I detail the vCenter configuration, Next…
I configure the connection settings, Next…
I select my Remote Display settings, Next…
I choose the Domain and Active Directory settings, Next…
I complete the New Desktop Pool wizard and entitle my test users, Submit…
The publishings starts immediately
Once the state changes to “Published”, I can verify that the desktops are available
When I log on with the VMware Horizon Client, I see that I now have access to a Ubuntu 18.04 Desktop Pool. I launch this shortcut
I run through the startup wizard and do a few adjustments to the user experience. When I log out of the desktop, I can now see that I have now been assigned a dedicated desktop from the Ubuntu 18.04 desktop pool instead.
Add Domain Group to sudoers
I will return to this topic at a later point in time.
Mate Desktop and Greeter
After doing some testing, I decided that I wanted to use the Mate desktop environment instead of the Ubuntu Classic. VMware have a good documentation of which desktop environments that are supported here: System Requirements For Horizon 7 for Linux Therefore I started up my template-vm again and made the following adjustments.
I installed the Mate Desktop Environment by running the following command: “sudo apt install ubuntu-mate-desktop”. During the installation I was prompted to select the default display manager, at this point I choose “gdm3” as this is what is supported by VMware.
I also changed the SSODesktopType in the /etc/vmware/viewagent-custom.conf file
I shut down my VM, took a new snapshot, and deployed this to my desktop pool. When I now tested logging back on, I automatically logged into the Mate Desktop.
And with that, I finally have a working Instant Clone Desktop Pool with Ubuntu 18.04 desktops.

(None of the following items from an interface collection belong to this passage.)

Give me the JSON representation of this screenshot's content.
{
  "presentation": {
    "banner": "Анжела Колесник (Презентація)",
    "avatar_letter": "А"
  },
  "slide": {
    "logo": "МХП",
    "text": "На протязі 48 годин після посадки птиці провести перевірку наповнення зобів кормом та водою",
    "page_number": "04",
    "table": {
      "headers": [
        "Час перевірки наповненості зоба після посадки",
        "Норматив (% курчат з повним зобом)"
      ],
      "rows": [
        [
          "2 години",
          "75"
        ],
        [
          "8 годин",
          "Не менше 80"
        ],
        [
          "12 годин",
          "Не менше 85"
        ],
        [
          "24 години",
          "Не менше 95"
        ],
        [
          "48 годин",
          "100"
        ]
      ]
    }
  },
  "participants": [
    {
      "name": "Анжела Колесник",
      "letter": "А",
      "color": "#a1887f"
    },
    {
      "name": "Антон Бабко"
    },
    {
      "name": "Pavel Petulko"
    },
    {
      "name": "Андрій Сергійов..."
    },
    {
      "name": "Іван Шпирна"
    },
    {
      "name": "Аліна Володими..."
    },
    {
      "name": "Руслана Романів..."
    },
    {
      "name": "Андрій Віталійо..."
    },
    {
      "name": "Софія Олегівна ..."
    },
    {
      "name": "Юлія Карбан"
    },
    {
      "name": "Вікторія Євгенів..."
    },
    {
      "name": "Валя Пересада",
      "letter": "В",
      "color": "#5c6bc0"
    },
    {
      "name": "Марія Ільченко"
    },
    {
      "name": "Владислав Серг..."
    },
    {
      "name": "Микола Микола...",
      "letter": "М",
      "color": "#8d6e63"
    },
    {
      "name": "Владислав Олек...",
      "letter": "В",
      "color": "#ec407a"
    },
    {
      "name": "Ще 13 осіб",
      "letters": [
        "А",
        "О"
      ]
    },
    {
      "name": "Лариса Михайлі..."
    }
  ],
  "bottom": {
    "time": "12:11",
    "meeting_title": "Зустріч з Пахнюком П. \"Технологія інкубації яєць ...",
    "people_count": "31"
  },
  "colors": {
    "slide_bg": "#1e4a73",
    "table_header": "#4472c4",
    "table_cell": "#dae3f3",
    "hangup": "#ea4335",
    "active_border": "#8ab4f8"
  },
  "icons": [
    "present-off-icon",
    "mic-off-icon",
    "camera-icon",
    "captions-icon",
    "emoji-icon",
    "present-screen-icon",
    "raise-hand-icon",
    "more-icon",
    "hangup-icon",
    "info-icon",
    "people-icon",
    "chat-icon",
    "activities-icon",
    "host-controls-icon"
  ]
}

Disclaimer: Every tips/tricks/posting I have published here, is tried and tested in different it-solutions. It is not guaranteed to work everywhere, but is meant as a tip for other users out there. Remember, Google is your friend and don’t be afraid to steal with pride! Feel free to comment below as needed.